Stabilizing Carbon Dioxide
  • Stephen E Schwartz
Stephen E Schwartz
Brookhaven National Laboratory

Corresponding Author:ses@bnl.gov

Author Profile

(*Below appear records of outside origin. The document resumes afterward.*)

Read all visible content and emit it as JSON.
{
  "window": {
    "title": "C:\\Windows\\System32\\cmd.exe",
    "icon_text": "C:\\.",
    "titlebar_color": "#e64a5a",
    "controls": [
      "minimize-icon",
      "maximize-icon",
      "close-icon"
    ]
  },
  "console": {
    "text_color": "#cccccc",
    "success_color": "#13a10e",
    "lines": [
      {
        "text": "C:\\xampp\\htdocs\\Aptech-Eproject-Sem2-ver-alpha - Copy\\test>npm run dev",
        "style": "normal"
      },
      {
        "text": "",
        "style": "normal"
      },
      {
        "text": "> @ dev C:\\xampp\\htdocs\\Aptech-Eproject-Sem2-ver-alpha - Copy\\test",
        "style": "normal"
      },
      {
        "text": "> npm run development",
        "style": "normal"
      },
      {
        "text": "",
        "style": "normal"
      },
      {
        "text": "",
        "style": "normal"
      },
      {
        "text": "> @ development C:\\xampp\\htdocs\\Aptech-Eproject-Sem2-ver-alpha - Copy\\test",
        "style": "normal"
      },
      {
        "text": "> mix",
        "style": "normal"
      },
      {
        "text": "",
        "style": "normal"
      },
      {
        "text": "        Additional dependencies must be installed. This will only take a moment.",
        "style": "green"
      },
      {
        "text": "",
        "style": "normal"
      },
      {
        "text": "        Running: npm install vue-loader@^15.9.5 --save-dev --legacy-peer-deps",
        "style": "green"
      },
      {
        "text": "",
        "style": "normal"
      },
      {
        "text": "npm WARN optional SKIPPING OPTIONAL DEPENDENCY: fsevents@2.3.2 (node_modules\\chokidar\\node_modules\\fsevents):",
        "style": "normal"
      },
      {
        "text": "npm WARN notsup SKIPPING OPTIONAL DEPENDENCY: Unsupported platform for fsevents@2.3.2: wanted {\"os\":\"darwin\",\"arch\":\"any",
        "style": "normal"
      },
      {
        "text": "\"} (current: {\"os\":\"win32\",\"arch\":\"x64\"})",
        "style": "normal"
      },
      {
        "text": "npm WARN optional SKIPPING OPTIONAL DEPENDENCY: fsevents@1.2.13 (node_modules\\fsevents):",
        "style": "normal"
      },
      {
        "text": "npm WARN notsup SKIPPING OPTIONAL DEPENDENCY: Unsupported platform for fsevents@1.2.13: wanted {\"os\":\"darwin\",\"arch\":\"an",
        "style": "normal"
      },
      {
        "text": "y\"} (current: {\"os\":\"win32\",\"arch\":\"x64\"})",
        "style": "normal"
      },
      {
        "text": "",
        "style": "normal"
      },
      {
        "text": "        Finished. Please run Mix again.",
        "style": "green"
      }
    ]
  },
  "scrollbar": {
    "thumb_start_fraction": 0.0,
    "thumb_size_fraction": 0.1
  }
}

Accurate knowledge of the dependence of anthropogenic atmospheric CO2, the excess over preindustrial, on future emissions is essential to developing approaches to limit climate change. At present, the lifetime of excess CO2, as represented in current carbon cycle models, is uncertain by more than an order of magnitude, 70 to more than 700 years (Schwartz, JGR, 2018). Consequently observation-based top-down analysis provides an important alternative approach. The turnover time of excess CO2 (ratio of stock in the atmosphere and the mixed-layer ocean, which are in near equilibrium, to the net leaving flux into the terrestrial biosphere and deep ocean) is determined as 54 ± 10 years. A simple model for excess CO2, consisting of four compartments with three observationally determined global-mean parameters (deposition velocity of CO2 to the surface ocean, piston velocity describing the rate of exchange of water between the mixed-layer and deep ocean, and the transfer coefficient of CO2 kat from the atmosphere a to the terrestrial biosphere t), and one uncertain adjustable parameter kta, accurately reproduces CO2 mixing ratio over the Anthropocene. This model yields the adjustment time (inverse of fractional removal rate in the absence of emissions) as 65 ± 10 years over the first 100 years, depending on kta, over which time excess CO2 would decrease by 65 to 81%, depending on kta, Figure 1. The reduction of global emissions required to stabilize atmospheric CO2 over this time scale is 50 to 60%.